Magazine - Latest Articles <<back

Myth #5
Aquaculture has a high water consumption

Did you know that while water covers 70 % of the earth’s surface, only 2.5 % is freshwater? That 2.5 % can be divided into surface/other freshwater (1.2 %), groundwater (30.9 %) and glaciers/icecaps (68.7 %).[1]  It is estimated that by 2050 the demand for this freshwater in food production will be 2.5 to 3.5 times greater than it is today. With agriculture already using an estimated 70 % of freshwater, water usage is clearly an important issue.[2]

How do we define water usage? You may have heard it takes 130 liters of water to make a cup of coffee.[3] How do we calculate these figures and what information do we have on water usage in aquaculture?

When we measure water usage in production, we use the term ‘water footprint’. This refers to the amount of ‘virtual water’ or the water we don’t see used in production. The ‘water footprint’ of a product includes direct and indirect usage of water. Within the ‘water footprint’, water is further defined as ‘green’ (precipitation such as rain), ‘blue’ (surface or groundwater), or ‘gray’.

For aquaculture, direct use of water primarily refers to the water where the fish is raised. At the farm level, the primary indirect usage of water derives from feed ingredients produced in terrestrial agriculture. The direct and indirect water usage in aquaculture varies greatly by production system, species and location. For example, water usage tends to be higher for aquaculture operations in brackish water, where groundwater is used to reduce the salinity, and lowest for marine aquaculture.[4] With regards to feed, the aquafeed global ‘water footprint’ estimate (green and blue water) is roughly two thirds of that for chicken, slightly above half of the equivalent for pork and slightly less than one fifth of the equivalent for beef, making aquaculture a more sustainable agriculture product. [5]&[6]

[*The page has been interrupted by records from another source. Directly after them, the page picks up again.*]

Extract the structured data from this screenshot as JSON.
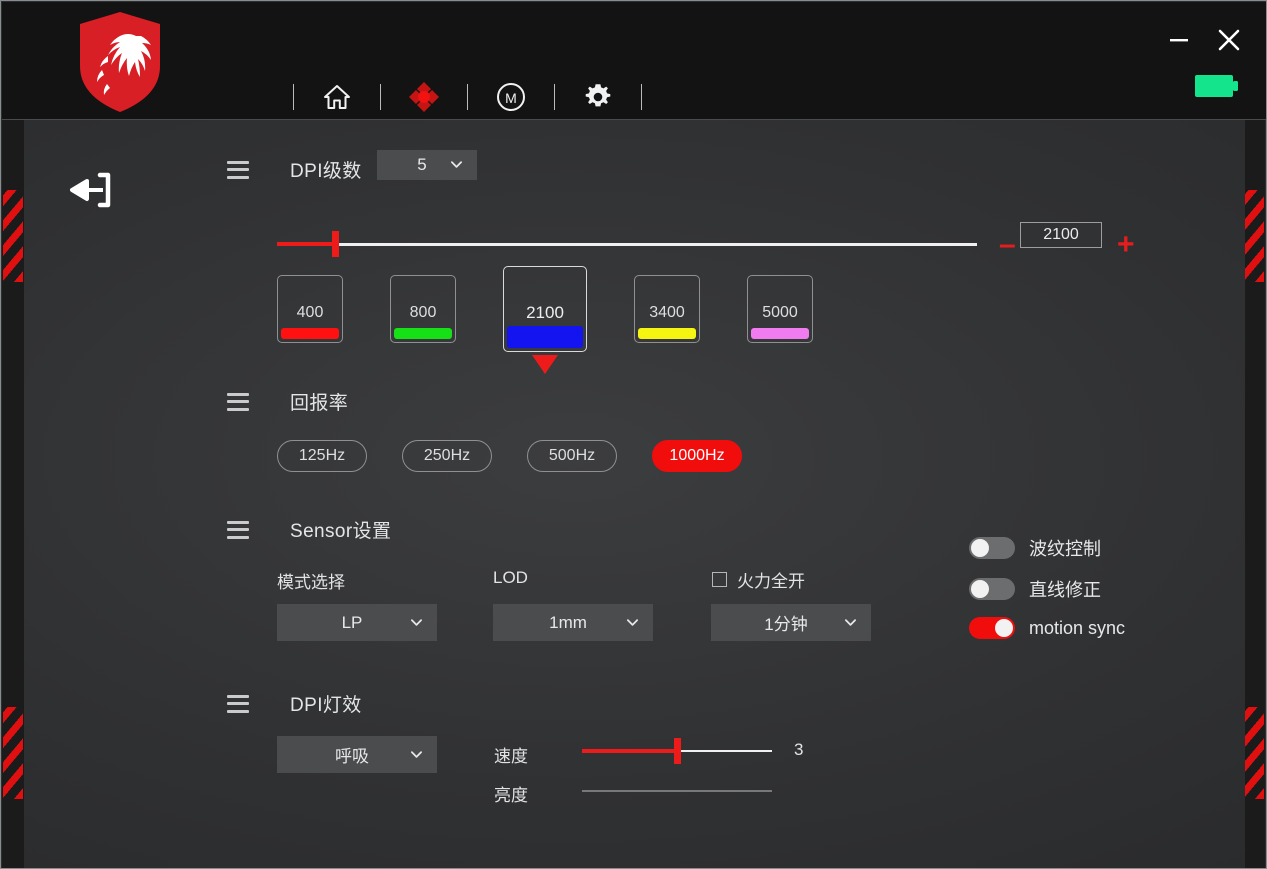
{
  "window": {
    "minimize_label": "–",
    "close_label": "✕",
    "battery_name": "battery-full"
  },
  "header": {
    "logo_name": "msi-dragon-logo",
    "nav": [
      {
        "name": "home",
        "label": "home-icon",
        "active": false
      },
      {
        "name": "sensor",
        "label": "dpi-sensor-icon",
        "active": true
      },
      {
        "name": "macro",
        "label": "macro-icon",
        "active": false
      },
      {
        "name": "settings",
        "label": "gear-icon",
        "active": false
      }
    ]
  },
  "sidebar": {
    "back_label": "back-icon"
  },
  "dpi_section": {
    "title": "DPI级数",
    "stage_count": "5",
    "slider": {
      "value": "2100",
      "minus_label": "–",
      "plus_label": "+",
      "position_percent": 8
    },
    "stages": [
      {
        "value": "400",
        "color": "#ff1111",
        "selected": false
      },
      {
        "value": "800",
        "color": "#16e016",
        "selected": false
      },
      {
        "value": "2100",
        "color": "#1414f0",
        "selected": true
      },
      {
        "value": "3400",
        "color": "#f5f511",
        "selected": false
      },
      {
        "value": "5000",
        "color": "#f07cf0",
        "selected": false
      }
    ]
  },
  "polling_section": {
    "title": "回报率",
    "options": [
      {
        "label": "125Hz",
        "selected": false
      },
      {
        "label": "250Hz",
        "selected": false
      },
      {
        "label": "500Hz",
        "selected": false
      },
      {
        "label": "1000Hz",
        "selected": true
      }
    ]
  },
  "sensor_section": {
    "title": "Sensor设置",
    "mode": {
      "label": "模式选择",
      "value": "LP"
    },
    "lod": {
      "label": "LOD",
      "value": "1mm"
    },
    "full_power": {
      "label": "火力全开",
      "checked": false,
      "value": "1分钟"
    },
    "toggles": [
      {
        "label": "波纹控制",
        "on": false
      },
      {
        "label": "直线修正",
        "on": false
      },
      {
        "label": "motion sync",
        "on": true
      }
    ]
  },
  "led_section": {
    "title": "DPI灯效",
    "effect": "呼吸",
    "speed": {
      "label": "速度",
      "value": "3",
      "percent": 50
    },
    "brightness": {
      "label": "亮度",
      "percent": 0,
      "disabled": true
    }
  },
  "colors": {
    "accent_red": "#f20d0d",
    "battery_green": "#14e58c",
    "panel_dark": "#131313"
  }
}
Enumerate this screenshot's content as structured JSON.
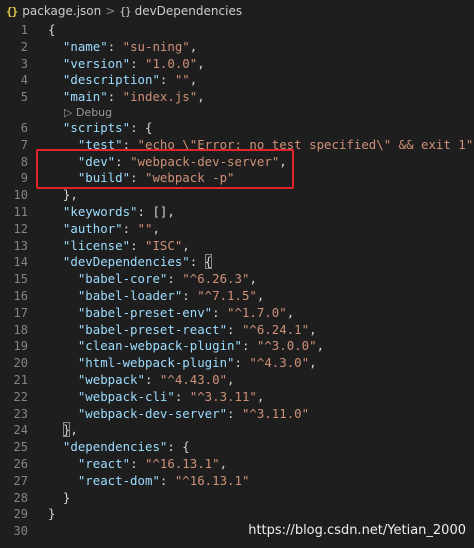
{
  "breadcrumb": {
    "file_icon": "{}",
    "file": "package.json",
    "separator": ">",
    "node_icon": "{}",
    "node": "devDependencies"
  },
  "codelens": "▷ Debug",
  "line_numbers": [
    "1",
    "2",
    "3",
    "4",
    "5",
    "6",
    "7",
    "8",
    "9",
    "10",
    "11",
    "12",
    "13",
    "14",
    "15",
    "16",
    "17",
    "18",
    "19",
    "20",
    "21",
    "22",
    "23",
    "24",
    "25",
    "26",
    "27",
    "28",
    "29",
    "30"
  ],
  "watermark": "https://blog.csdn.net/Yetian_2000",
  "colors": {
    "background": "#1e1e1e",
    "key": "#9cdcfe",
    "string": "#ce9178",
    "punctuation": "#d4d4d4",
    "line_number": "#858585",
    "highlight_box": "#e0242a"
  }
}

Responsibly farm-raised fish and seafood can help reduce your overall ‘water footprint’. As a certification scheme that covers agriculture, livestock, flowers and feed as well as aquaculture, GLOBALG.A.P. is sensitive to the importance of responsible water usage and has incorporated responsible water usage practices into its standards. So, when you see the GGN label on a product, you have the additional assurance that water usage has been taken into consideration.



[2] p. 3.

[3] About 18,900 liters of water are needed to produce 1 kg of roasted coffee. For a standard cup of coffee (125 ml) we require 7 grams of roasted coffee, so that a cup of coffee costs 130 liters of water.

[4] J.A. Gephart et al., The ‘seafood gap’ in the food-water nexus literature—issues surrounding freshwater use in seafood production chains, Advances in Water Resources (2017) p. 5.

[5] Pahlow, M., van Oel, P.R., Mekonnen, M.M., Hoekstra, A.Y., 2015. Increasing pressure on freshwater resources due to terrestrial feed ingredients for aquaculture production. Sci. Total Environ. 356, 847–857.

[6] See 4 above p. 5.